**DATA:**
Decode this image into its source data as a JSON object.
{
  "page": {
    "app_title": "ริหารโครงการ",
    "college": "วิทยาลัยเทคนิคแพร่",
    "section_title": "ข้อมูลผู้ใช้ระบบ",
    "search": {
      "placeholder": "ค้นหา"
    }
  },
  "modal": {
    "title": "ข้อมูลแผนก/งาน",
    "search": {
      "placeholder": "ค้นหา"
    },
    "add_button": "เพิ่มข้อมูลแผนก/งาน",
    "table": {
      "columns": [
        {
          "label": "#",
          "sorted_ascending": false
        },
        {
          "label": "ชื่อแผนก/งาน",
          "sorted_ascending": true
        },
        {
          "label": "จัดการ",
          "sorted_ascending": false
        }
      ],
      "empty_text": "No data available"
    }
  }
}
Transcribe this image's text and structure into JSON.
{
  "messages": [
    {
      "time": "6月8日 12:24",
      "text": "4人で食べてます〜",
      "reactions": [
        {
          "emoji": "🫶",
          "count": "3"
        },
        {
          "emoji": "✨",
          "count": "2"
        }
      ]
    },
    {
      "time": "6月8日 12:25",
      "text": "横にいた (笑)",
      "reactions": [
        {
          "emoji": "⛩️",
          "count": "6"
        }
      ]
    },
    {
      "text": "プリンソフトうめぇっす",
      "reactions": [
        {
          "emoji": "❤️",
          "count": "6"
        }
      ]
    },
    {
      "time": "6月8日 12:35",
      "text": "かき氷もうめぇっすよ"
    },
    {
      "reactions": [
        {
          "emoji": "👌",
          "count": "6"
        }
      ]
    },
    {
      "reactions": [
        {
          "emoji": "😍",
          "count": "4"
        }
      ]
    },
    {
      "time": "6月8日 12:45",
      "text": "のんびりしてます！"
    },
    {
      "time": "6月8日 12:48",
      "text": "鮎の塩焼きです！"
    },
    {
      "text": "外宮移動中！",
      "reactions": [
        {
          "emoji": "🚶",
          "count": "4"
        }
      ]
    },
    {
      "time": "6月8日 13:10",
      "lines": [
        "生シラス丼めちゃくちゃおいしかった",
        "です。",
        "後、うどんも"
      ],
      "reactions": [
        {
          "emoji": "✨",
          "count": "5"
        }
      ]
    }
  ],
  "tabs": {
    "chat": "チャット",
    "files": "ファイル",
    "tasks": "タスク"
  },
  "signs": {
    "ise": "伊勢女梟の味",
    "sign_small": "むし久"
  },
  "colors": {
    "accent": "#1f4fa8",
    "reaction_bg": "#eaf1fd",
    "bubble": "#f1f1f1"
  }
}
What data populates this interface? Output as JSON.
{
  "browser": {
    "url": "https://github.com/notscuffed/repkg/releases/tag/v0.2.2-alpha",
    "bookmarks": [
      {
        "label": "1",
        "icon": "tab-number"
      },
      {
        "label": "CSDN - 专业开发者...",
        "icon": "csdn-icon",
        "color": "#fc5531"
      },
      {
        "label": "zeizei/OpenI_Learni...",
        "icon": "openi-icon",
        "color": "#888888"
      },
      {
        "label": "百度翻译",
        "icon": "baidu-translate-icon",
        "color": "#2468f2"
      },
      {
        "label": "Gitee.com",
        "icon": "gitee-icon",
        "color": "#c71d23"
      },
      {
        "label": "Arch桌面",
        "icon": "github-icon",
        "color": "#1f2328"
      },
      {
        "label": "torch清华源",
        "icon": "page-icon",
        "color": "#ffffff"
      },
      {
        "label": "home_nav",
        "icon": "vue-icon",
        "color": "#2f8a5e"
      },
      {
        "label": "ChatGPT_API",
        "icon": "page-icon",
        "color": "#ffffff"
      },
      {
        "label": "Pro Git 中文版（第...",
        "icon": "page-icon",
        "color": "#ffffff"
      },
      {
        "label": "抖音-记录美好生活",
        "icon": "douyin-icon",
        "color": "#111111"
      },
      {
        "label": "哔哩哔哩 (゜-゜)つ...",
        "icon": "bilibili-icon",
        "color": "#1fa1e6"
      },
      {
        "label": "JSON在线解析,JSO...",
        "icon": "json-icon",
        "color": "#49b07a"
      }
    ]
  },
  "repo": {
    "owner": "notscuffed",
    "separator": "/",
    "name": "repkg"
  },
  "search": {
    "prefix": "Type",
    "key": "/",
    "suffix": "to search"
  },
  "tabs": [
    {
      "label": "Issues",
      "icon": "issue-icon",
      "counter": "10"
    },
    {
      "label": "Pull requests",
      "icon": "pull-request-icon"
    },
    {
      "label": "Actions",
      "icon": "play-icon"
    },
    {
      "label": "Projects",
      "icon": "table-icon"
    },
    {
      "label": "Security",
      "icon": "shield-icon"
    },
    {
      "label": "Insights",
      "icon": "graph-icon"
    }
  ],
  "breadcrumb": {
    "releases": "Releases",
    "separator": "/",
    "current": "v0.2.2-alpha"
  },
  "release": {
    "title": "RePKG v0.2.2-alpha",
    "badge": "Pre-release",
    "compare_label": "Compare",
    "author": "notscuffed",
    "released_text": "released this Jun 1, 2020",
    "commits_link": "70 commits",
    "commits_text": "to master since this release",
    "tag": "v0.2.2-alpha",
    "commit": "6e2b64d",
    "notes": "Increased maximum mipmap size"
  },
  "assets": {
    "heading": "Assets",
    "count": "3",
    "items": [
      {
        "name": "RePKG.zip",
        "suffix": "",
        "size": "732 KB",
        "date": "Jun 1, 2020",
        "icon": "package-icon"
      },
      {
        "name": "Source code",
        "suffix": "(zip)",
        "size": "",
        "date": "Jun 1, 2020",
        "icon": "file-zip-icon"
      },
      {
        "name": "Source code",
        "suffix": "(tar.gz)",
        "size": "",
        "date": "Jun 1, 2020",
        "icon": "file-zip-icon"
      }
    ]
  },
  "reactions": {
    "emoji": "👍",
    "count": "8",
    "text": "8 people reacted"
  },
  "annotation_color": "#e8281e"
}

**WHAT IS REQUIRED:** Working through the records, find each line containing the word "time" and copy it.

**EXERCISE OUTPUT:**
      "time": "6月8日 12:24",
      "time": "6月8日 12:25",
      "time": "6月8日 12:35",
      "time": "6月8日 12:45",
      "time": "6月8日 12:48",
      "time": "6月8日 13:10",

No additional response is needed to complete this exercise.